Required action:
Using "text" as the search string, find the matching lines below and copy them.

Source data:
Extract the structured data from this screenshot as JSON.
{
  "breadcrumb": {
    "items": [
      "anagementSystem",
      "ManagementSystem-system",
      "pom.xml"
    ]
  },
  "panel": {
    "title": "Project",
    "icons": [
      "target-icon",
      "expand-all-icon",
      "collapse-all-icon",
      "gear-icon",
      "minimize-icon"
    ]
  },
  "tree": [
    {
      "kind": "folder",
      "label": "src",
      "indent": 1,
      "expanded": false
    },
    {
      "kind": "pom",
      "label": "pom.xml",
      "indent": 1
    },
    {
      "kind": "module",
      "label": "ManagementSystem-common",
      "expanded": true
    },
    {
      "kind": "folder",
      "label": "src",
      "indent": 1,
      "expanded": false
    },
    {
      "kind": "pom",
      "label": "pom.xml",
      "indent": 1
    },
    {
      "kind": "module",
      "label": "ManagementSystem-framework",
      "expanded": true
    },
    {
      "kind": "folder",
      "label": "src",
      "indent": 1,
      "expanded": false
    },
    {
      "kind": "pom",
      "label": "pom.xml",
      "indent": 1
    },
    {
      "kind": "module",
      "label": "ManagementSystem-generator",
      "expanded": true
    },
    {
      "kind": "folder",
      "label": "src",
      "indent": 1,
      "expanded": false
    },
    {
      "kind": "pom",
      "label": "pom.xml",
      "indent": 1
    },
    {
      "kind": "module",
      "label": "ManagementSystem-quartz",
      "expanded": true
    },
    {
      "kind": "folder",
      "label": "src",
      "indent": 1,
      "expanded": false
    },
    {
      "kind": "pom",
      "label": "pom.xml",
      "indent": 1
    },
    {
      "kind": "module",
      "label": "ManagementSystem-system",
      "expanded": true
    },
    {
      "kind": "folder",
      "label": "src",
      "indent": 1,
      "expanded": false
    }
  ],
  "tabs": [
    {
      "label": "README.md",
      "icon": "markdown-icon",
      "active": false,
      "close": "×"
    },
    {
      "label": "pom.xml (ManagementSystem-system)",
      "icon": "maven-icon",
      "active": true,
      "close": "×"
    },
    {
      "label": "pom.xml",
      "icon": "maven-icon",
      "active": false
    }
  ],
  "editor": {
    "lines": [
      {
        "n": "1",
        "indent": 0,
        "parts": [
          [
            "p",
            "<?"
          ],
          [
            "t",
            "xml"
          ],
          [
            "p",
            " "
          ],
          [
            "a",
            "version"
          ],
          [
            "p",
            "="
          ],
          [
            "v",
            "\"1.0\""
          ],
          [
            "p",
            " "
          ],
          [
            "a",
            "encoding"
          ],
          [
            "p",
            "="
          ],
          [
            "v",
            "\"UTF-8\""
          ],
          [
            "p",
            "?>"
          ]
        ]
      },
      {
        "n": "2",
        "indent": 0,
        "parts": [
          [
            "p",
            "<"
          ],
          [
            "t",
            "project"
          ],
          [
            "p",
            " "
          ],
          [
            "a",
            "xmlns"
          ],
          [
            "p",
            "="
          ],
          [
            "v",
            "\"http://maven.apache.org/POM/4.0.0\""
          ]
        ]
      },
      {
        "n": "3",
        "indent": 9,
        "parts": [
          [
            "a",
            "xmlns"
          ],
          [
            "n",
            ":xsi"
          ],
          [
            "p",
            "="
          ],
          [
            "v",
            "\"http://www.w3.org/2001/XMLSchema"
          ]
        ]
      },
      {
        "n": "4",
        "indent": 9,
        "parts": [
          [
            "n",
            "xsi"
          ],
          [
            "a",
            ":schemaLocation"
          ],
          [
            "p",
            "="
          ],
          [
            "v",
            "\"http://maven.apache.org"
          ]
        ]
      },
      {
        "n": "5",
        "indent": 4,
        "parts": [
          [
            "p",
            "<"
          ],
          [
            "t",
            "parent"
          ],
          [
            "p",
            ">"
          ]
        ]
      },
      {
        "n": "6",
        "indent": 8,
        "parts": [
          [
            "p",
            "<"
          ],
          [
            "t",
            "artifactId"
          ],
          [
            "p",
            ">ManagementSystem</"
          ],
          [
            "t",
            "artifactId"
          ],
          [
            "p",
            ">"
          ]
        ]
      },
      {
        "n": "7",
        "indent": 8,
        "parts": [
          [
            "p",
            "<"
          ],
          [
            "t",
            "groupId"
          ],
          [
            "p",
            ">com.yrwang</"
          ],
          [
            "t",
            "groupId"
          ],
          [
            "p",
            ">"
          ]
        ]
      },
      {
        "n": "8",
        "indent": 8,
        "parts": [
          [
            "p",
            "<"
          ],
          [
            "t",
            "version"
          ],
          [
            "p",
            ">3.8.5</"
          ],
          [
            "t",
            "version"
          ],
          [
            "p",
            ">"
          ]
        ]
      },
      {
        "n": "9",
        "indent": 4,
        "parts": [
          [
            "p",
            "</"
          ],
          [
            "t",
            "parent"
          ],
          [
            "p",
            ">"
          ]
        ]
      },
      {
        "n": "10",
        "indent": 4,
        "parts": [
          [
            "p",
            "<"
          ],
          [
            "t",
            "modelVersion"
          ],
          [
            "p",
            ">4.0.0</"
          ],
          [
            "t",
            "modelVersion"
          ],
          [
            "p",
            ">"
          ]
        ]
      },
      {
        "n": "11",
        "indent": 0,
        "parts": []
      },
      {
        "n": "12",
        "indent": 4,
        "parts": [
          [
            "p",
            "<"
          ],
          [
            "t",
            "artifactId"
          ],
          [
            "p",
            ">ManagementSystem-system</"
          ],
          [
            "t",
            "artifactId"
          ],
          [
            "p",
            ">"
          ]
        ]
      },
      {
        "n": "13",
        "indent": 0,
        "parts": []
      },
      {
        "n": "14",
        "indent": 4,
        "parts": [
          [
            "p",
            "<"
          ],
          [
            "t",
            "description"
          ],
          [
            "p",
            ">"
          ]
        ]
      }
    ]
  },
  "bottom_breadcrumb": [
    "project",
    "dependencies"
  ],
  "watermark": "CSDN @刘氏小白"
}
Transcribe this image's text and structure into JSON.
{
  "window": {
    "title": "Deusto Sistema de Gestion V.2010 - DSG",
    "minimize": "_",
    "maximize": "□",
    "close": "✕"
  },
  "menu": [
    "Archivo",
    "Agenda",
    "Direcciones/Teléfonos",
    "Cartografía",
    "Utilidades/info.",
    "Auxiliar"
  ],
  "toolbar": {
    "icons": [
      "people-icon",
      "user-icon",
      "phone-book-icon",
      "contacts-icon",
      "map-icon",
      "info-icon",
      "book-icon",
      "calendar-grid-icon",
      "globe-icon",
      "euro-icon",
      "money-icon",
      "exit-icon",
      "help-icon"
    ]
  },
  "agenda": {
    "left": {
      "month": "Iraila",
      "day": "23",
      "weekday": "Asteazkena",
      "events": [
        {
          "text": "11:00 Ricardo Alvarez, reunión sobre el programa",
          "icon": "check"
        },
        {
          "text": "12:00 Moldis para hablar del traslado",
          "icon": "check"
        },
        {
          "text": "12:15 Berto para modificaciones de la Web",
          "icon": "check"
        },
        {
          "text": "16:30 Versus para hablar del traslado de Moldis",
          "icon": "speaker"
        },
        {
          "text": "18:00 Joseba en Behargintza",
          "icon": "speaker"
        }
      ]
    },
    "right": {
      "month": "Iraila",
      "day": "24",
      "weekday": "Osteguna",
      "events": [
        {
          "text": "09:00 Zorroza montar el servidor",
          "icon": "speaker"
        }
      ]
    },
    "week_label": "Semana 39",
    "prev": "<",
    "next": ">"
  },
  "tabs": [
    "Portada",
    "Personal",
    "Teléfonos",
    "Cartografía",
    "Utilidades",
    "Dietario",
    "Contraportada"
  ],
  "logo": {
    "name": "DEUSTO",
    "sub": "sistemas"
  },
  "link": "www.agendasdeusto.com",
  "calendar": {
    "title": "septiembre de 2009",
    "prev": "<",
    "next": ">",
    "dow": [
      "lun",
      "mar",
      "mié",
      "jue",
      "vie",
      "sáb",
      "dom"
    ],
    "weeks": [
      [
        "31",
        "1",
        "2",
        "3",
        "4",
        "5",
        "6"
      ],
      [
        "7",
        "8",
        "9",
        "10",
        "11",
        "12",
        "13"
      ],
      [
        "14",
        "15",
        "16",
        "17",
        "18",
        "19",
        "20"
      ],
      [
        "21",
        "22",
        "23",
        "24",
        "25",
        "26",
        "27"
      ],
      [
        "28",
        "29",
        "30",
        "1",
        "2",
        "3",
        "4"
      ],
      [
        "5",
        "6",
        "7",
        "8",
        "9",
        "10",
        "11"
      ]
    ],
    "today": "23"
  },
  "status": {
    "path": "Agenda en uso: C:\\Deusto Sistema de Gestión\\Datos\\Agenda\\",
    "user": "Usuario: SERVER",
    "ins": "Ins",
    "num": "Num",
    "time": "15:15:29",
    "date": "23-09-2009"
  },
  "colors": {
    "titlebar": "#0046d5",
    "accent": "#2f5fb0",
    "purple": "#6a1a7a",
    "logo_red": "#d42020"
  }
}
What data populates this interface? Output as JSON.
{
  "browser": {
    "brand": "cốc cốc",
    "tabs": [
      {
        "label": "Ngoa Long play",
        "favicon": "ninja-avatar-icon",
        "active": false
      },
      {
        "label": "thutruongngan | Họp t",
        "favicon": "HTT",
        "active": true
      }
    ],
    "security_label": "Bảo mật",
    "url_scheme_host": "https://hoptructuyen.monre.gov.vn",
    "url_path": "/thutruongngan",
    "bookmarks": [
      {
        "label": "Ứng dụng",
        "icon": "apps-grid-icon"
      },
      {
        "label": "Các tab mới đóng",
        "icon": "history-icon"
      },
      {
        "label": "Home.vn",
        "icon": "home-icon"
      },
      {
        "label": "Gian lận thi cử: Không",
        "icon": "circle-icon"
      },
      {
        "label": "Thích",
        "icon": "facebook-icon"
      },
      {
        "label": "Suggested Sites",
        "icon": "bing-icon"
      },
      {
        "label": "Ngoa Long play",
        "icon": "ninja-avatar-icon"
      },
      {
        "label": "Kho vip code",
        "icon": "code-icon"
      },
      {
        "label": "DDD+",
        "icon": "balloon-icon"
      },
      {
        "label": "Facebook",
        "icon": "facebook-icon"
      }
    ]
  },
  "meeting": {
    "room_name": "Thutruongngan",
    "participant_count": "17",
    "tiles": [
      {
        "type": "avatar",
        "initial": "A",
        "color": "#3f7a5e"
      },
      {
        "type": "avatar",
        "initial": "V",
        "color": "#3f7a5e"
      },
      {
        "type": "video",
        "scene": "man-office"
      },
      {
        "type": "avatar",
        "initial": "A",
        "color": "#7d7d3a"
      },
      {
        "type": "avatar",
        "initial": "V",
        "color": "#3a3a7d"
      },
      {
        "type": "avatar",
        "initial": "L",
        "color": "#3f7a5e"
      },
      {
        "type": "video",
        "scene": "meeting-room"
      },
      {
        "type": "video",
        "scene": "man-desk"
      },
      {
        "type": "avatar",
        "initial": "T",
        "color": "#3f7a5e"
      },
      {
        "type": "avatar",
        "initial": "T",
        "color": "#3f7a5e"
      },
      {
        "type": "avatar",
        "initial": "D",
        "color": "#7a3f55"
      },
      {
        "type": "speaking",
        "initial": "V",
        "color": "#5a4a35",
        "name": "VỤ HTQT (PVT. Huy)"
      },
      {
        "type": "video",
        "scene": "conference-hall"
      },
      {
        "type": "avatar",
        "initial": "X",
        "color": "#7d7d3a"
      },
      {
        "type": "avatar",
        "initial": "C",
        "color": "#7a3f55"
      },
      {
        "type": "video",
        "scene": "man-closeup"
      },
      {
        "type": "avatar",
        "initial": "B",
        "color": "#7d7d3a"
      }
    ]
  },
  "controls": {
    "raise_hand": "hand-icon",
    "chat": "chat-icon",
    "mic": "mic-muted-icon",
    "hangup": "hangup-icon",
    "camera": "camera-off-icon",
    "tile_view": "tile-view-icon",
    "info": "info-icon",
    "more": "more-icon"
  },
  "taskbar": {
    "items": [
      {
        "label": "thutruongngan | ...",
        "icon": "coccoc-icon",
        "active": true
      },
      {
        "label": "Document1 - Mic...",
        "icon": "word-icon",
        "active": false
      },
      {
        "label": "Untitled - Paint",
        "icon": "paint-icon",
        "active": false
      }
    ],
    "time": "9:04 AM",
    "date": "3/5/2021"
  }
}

Your solution:
Transcribe this image's text and structure into JSON.
          "text": "11:00 Ricardo Alvarez, reunión sobre el programa",
          "text": "12:00 Moldis para hablar del traslado",
          "text": "12:15 Berto para modificaciones de la Web",
          "text": "16:30 Versus para hablar del traslado de Moldis",
          "text": "18:00 Joseba en Behargintza",
          "text": "09:00 Zorroza montar el servidor",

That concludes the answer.